**Exercise directions:** Please print the records below exactly as they are written.
● ● ●
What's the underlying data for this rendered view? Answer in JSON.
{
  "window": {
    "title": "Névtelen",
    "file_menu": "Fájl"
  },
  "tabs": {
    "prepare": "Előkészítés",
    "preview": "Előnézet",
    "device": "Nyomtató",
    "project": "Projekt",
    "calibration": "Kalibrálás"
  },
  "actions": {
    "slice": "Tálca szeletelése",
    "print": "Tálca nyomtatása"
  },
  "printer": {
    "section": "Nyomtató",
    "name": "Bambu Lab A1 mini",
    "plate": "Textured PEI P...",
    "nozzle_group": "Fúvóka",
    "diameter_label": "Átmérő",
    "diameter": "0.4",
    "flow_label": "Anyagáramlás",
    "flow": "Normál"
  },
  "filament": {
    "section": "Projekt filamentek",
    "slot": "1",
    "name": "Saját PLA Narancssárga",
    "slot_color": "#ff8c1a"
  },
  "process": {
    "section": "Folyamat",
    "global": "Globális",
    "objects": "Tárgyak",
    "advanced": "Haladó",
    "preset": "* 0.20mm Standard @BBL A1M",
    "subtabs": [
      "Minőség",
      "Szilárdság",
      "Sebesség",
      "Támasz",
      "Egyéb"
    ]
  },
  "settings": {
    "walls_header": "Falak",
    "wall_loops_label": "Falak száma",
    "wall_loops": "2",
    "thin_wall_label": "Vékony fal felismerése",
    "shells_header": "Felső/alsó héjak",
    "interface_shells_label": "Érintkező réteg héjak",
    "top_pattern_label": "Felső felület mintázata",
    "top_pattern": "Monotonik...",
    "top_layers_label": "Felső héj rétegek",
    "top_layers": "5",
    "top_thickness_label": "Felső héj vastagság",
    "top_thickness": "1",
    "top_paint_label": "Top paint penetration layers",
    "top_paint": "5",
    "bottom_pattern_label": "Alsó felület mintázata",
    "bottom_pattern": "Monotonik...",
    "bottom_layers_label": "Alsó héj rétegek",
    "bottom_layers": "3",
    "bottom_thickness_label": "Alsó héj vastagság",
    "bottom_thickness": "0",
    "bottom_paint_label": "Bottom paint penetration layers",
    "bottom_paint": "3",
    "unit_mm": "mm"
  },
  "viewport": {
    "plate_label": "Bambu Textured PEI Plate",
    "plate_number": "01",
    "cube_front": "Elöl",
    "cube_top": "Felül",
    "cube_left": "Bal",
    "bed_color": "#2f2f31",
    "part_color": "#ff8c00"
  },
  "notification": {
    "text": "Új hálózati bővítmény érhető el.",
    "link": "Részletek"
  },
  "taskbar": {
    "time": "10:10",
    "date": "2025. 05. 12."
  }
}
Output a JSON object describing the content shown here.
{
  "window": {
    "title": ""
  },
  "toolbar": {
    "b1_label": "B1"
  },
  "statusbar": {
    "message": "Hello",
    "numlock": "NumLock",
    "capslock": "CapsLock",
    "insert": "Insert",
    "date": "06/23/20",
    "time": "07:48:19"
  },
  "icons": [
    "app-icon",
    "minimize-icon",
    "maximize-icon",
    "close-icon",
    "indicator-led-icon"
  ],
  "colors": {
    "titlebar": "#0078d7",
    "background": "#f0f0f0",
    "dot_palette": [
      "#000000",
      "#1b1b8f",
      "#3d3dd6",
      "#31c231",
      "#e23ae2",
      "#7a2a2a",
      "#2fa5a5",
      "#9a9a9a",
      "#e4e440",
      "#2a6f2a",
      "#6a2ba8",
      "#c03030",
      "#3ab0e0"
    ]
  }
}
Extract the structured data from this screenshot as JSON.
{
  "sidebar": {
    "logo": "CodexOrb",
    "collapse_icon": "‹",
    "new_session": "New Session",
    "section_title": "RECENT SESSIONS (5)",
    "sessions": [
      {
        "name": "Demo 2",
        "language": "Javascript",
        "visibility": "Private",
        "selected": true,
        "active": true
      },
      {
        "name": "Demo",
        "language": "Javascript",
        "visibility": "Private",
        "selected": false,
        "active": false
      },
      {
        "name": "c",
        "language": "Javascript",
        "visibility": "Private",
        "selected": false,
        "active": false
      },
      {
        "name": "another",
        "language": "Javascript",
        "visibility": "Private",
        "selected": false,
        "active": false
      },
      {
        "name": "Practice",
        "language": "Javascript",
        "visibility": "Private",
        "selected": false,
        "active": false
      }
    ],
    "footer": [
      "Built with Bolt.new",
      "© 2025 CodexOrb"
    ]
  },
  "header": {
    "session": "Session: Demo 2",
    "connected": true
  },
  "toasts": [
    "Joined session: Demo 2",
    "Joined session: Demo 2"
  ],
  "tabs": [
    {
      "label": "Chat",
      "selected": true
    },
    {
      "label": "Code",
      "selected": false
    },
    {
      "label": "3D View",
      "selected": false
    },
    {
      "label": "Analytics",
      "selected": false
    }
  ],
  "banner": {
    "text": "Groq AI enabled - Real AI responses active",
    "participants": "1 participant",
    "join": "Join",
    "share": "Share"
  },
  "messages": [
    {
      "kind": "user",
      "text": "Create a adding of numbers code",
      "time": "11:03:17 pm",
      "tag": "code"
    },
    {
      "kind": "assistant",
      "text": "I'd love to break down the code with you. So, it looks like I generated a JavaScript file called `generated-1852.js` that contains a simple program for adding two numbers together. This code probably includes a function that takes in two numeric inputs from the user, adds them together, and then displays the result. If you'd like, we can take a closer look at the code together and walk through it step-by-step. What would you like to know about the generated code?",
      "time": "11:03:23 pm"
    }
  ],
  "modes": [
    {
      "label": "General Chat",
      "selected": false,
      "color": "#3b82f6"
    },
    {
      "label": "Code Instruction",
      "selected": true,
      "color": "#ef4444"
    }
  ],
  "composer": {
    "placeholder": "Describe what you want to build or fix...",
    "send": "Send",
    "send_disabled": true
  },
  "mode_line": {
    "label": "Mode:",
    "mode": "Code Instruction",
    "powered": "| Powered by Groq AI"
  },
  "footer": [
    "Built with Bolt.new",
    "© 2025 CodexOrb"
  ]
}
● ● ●
**Written answer:**
What's the underlying data for this rendered view? Answer in JSON.
{
  "window": {
    "title": "Névtelen",
    "file_menu": "Fájl"
  },
  "tabs": {
    "prepare": "Előkészítés",
    "preview": "Előnézet",
    "device": "Nyomtató",
    "project": "Projekt",
    "calibration": "Kalibrálás"
  },
  "actions": {
    "slice": "Tálca szeletelése",
    "print": "Tálca nyomtatása"
  },
  "printer": {
    "section": "Nyomtató",
    "name": "Bambu Lab A1 mini",
    "plate": "Textured PEI P...",
    "nozzle_group": "Fúvóka",
    "diameter_label": "Átmérő",
    "diameter": "0.4",
    "flow_label": "Anyagáramlás",
    "flow": "Normál"
  },
  "filament": {
    "section": "Projekt filamentek",
    "slot": "1",
    "name": "Saját PLA Narancssárga",
    "slot_color": "#ff8c1a"
  },
  "process": {
    "section": "Folyamat",
    "global": "Globális",
    "objects": "Tárgyak",
    "advanced": "Haladó",
    "preset": "* 0.20mm Standard @BBL A1M",
    "subtabs": [
      "Minőség",
      "Szilárdság",
      "Sebesség",
      "Támasz",
      "Egyéb"
    ]
  },
  "settings": {
    "walls_header": "Falak",
    "wall_loops_label": "Falak száma",
    "wall_loops": "2",
    "thin_wall_label": "Vékony fal felismerése",
    "shells_header": "Felső/alsó héjak",
    "interface_shells_label": "Érintkező réteg héjak",
    "top_pattern_label": "Felső felület mintázata",
    "top_pattern": "Monotonik...",
    "top_layers_label": "Felső héj rétegek",
    "top_layers": "5",
    "top_thickness_label": "Felső héj vastagság",
    "top_thickness": "1",
    "top_paint_label": "Top paint penetration layers",
    "top_paint": "5",
    "bottom_pattern_label": "Alsó felület mintázata",
    "bottom_pattern": "Monotonik...",
    "bottom_layers_label": "Alsó héj rétegek",
    "bottom_layers": "3",
    "bottom_thickness_label": "Alsó héj vastagság",
    "bottom_thickness": "0",
    "bottom_paint_label": "Bottom paint penetration layers",
    "bottom_paint": "3",
    "unit_mm": "mm"
  },
  "viewport": {
    "plate_label": "Bambu Textured PEI Plate",
    "plate_number": "01",
    "cube_front": "Elöl",
    "cube_top": "Felül",
    "cube_left": "Bal",
    "bed_color": "#2f2f31",
    "part_color": "#ff8c00"
  },
  "notification": {
    "text": "Új hálózati bővítmény érhető el.",
    "link": "Részletek"
  },
  "taskbar": {
    "time": "10:10",
    "date": "2025. 05. 12."
  }
}
Output a JSON object describing the content shown here.
{
  "window": {
    "title": ""
  },
  "toolbar": {
    "b1_label": "B1"
  },
  "statusbar": {
    "message": "Hello",
    "numlock": "NumLock",
    "capslock": "CapsLock",
    "insert": "Insert",
    "date": "06/23/20",
    "time": "07:48:19"
  },
  "icons": [
    "app-icon",
    "minimize-icon",
    "maximize-icon",
    "close-icon",
    "indicator-led-icon"
  ],
  "colors": {
    "titlebar": "#0078d7",
    "background": "#f0f0f0",
    "dot_palette": [
      "#000000",
      "#1b1b8f",
      "#3d3dd6",
      "#31c231",
      "#e23ae2",
      "#7a2a2a",
      "#2fa5a5",
      "#9a9a9a",
      "#e4e440",
      "#2a6f2a",
      "#6a2ba8",
      "#c03030",
      "#3ab0e0"
    ]
  }
}
Extract the structured data from this screenshot as JSON.
{
  "sidebar": {
    "logo": "CodexOrb",
    "collapse_icon": "‹",
    "new_session": "New Session",
    "section_title": "RECENT SESSIONS (5)",
    "sessions": [
      {
        "name": "Demo 2",
        "language": "Javascript",
        "visibility": "Private",
        "selected": true,
        "active": true
      },
      {
        "name": "Demo",
        "language": "Javascript",
        "visibility": "Private",
        "selected": false,
        "active": false
      },
      {
        "name": "c",
        "language": "Javascript",
        "visibility": "Private",
        "selected": false,
        "active": false
      },
      {
        "name": "another",
        "language": "Javascript",
        "visibility": "Private",
        "selected": false,
        "active": false
      },
      {
        "name": "Practice",
        "language": "Javascript",
        "visibility": "Private",
        "selected": false,
        "active": false
      }
    ],
    "footer": [
      "Built with Bolt.new",
      "© 2025 CodexOrb"
    ]
  },
  "header": {
    "session": "Session: Demo 2",
    "connected": true
  },
  "toasts": [
    "Joined session: Demo 2",
    "Joined session: Demo 2"
  ],
  "tabs": [
    {
      "label": "Chat",
      "selected": true
    },
    {
      "label": "Code",
      "selected": false
    },
    {
      "label": "3D View",
      "selected": false
    },
    {
      "label": "Analytics",
      "selected": false
    }
  ],
  "banner": {
    "text": "Groq AI enabled - Real AI responses active",
    "participants": "1 participant",
    "join": "Join",
    "share": "Share"
  },
  "messages": [
    {
      "kind": "user",
      "text": "Create a adding of numbers code",
      "time": "11:03:17 pm",
      "tag": "code"
    },
    {
      "kind": "assistant",
      "text": "I'd love to break down the code with you. So, it looks like I generated a JavaScript file called `generated-1852.js` that contains a simple program for adding two numbers together. This code probably includes a function that takes in two numeric inputs from the user, adds them together, and then displays the result. If you'd like, we can take a closer look at the code together and walk through it step-by-step. What would you like to know about the generated code?",
      "time": "11:03:23 pm"
    }
  ],
  "modes": [
    {
      "label": "General Chat",
      "selected": false,
      "color": "#3b82f6"
    },
    {
      "label": "Code Instruction",
      "selected": true,
      "color": "#ef4444"
    }
  ],
  "composer": {
    "placeholder": "Describe what you want to build or fix...",
    "send": "Send",
    "send_disabled": true
  },
  "mode_line": {
    "label": "Mode:",
    "mode": "Code Instruction",
    "powered": "| Powered by Groq AI"
  },
  "footer": [
    "Built with Bolt.new",
    "© 2025 CodexOrb"
  ]
}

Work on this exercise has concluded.